Association of National Teaching Fellows (ANTF) Roadshow – September 2014
Last week, the ANTF roadshow visited the University of the West of England (UWE) in Bristol. The Association is more than happy to run such events from time to time, to talk about the National Teaching Fellowship Scheme, and to give advice to budding applicants. The roadshows are also excuses for fellows to talk about their work and share innovative practices, and this session was no exception with a violin and cello workshop led by Laura Ritchie, and a discussion on open online learning by Jonathan Worth. Viv Rolfe began with a brief introduction to the Association, as summarised in this short video.
The National Teaching Fellowship Scheme is in its 15th year and the next round is due to open for applicants in October. The UWE workshop run by Laura (University of Chichester) and Viv (UWE) involved a chat with budding applicants to explore approaches to completing the application. Viv talked about the importance of finding your own voice and telling a clear story of how your teaching practices evolved; as a scientist Viv found this style of writing quite difficult and was lucky to be mentored by people from different disciplines. Laura talked about the importance of meeting the application criteria and writing three equally balanced sections.
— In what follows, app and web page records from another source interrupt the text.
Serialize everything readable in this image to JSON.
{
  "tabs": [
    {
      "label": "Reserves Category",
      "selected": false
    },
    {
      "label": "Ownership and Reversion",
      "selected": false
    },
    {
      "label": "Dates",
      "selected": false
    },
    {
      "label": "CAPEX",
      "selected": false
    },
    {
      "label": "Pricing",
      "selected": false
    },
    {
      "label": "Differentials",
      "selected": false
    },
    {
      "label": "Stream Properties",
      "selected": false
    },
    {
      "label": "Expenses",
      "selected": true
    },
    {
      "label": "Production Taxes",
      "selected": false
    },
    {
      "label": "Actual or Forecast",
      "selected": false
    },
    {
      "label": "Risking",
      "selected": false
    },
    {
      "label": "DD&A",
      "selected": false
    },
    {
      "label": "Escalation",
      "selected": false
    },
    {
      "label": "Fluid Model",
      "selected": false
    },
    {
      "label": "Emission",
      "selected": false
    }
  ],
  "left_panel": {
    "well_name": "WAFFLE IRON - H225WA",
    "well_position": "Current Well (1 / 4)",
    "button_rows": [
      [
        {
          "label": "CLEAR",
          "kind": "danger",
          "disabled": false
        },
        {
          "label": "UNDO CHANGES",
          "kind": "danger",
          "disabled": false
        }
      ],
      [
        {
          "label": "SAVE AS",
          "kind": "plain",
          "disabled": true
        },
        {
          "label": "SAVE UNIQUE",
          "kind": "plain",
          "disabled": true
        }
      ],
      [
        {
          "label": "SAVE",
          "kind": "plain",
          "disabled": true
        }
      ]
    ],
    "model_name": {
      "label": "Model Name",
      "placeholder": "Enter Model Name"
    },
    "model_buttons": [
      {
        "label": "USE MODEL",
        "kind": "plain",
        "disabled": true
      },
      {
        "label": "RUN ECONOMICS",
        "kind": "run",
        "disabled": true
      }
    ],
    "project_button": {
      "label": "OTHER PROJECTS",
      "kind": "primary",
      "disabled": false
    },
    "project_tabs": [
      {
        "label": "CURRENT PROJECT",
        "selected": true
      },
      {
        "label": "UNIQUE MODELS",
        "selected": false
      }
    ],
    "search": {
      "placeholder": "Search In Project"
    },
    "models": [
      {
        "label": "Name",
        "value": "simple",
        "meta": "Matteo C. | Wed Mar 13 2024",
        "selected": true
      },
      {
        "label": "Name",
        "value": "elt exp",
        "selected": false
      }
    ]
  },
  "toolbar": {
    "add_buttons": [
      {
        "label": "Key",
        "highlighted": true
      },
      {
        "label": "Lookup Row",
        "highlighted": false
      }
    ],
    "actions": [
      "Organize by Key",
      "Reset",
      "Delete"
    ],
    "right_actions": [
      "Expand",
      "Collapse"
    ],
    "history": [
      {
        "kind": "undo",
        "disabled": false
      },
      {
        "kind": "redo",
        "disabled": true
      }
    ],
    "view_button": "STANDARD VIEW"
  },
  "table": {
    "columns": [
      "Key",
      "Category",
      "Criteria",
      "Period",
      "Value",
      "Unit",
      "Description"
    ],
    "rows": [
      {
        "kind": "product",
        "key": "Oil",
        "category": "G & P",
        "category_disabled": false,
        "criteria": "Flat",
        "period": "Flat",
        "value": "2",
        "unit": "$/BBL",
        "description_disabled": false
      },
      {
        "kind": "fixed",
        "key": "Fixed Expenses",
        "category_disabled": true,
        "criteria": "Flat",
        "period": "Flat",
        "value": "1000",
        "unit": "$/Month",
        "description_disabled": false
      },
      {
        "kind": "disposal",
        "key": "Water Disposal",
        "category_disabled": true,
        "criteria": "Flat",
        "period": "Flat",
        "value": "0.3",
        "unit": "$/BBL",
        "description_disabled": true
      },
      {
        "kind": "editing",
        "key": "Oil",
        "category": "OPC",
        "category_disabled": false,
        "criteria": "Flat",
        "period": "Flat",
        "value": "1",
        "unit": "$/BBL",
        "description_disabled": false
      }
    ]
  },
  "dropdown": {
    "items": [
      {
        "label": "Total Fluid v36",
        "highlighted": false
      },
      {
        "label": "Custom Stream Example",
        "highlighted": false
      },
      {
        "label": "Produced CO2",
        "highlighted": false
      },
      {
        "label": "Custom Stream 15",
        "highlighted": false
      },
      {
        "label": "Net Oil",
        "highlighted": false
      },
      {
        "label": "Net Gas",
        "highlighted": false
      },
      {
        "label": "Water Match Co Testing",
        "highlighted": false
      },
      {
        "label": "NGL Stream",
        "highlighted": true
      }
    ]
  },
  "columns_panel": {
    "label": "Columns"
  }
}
Next, came the rather amazing violin and cello workshop led by Laura, who very cleverly used the creation of music as a metaphor for aspects of learning and collaboration. It was a wild amount of fun and hugely enjoyed by the UWE participants, and as well as Laura’s bubbling enthusiasm, her amazing talent for the cello shone through in the short excerpts that we were privileged to hear. Laura coached the group into performing an entire piece of music, and also helped us explore other sounds on the instruments that were surprisingly beautiful.
Following on in the afternoon we were joined by Jonathan Worth via the internet. Jonathan is a photographer and was awarded his teaching fellowship in 2013. He runs an open undergraduate photography class called Phonar.org at the University of Coventry that has reached global participants and met with huge acclaim. Much of the learning takes place collaboratively and in the totally free space of the web, with participants connecting via the hashtag #phonar. If you are quick, you can run and catch #phonar 14.
Jonathan also talked about a new initiative called ConnectedCourses, and I would encourage anyone in education, whether you are a student or academic / faculty member, to experiment with some of these open courses and go ride the crest of the wave! From my perspective as a science educator, I see increasingly teaching and learning moving beyond the constraining walls of classrooms and virtual learning environments onto the open web. Participating in an open course will help students experiment with new ways of learning, and most importantly allow educators to enhance their ideas and work methods in safe, informative and fun spaces.
The goal for Connected Courses is to build an inclusive and expansive network of teachers and students, and provide educational offerings that make high quality, meaningful, and socially connected learning available to everyone. The go-at-your-own-pace collaborative course is free and open to all.
It was a fabulous and fun day with the National Teaching Fellows at UWE. A huge thanks to Dr Marie-Annick Gournet for inviting us and for being a very enthusiastic violinist.